Source data
%%

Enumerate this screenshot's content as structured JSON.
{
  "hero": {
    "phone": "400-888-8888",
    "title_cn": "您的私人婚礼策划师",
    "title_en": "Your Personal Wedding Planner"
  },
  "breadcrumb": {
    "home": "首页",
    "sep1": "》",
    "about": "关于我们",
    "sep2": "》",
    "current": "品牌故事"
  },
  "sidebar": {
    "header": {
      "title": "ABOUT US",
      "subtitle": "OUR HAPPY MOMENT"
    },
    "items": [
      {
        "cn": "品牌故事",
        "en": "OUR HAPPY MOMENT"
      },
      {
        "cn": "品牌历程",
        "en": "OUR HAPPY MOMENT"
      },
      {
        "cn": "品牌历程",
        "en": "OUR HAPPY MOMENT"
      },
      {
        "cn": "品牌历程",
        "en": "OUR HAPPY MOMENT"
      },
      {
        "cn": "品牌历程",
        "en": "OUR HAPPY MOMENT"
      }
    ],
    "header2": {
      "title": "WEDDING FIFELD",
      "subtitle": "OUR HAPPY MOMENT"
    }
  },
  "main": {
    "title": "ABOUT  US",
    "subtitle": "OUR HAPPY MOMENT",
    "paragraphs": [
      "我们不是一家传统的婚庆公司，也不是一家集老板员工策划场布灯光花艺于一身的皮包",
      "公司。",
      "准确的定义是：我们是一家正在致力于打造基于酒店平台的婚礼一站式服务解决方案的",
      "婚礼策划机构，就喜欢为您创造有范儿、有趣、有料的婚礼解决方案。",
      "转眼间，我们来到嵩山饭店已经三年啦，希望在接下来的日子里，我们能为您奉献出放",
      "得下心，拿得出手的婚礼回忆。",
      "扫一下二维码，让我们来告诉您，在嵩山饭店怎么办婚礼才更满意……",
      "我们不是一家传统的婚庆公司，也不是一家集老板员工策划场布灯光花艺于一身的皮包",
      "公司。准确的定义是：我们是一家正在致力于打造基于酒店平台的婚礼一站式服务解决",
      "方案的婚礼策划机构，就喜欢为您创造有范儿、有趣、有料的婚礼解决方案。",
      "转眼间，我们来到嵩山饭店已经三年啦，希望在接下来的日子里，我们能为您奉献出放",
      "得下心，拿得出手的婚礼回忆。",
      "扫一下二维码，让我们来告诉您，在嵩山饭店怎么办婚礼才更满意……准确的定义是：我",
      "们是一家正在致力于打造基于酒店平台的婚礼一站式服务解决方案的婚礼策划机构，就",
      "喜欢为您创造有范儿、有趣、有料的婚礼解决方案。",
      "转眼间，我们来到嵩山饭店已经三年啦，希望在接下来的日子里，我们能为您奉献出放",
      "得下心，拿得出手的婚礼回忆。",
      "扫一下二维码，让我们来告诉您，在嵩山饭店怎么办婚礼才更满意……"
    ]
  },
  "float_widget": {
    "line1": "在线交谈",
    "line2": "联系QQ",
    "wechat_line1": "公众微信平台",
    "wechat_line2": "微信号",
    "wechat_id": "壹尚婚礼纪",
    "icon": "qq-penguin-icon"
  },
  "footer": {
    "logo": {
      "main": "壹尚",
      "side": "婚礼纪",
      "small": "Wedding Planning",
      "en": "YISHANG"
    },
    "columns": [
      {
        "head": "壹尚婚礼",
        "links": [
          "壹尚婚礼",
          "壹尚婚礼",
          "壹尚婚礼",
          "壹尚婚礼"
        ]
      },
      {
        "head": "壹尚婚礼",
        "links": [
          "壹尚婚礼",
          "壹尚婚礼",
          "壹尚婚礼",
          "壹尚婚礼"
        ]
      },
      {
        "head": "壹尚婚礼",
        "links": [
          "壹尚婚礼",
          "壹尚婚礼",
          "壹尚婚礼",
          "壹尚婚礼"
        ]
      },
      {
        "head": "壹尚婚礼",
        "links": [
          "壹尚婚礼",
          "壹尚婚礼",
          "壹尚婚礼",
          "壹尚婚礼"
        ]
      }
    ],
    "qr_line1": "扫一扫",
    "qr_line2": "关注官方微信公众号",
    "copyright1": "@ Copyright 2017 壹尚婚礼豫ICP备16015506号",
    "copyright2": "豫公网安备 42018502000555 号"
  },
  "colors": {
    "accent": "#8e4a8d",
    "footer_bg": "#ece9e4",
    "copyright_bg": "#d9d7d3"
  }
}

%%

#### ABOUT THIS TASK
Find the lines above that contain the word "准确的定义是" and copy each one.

#### ANSWER TO THIS PROBLEM
      "准确的定义是：我们是一家正在致力于打造基于酒店平台的婚礼一站式服务解决方案的",
      "公司。准确的定义是：我们是一家正在致力于打造基于酒店平台的婚礼一站式服务解决",
      "扫一下二维码，让我们来告诉您，在嵩山饭店怎么办婚礼才更满意……准确的定义是：我",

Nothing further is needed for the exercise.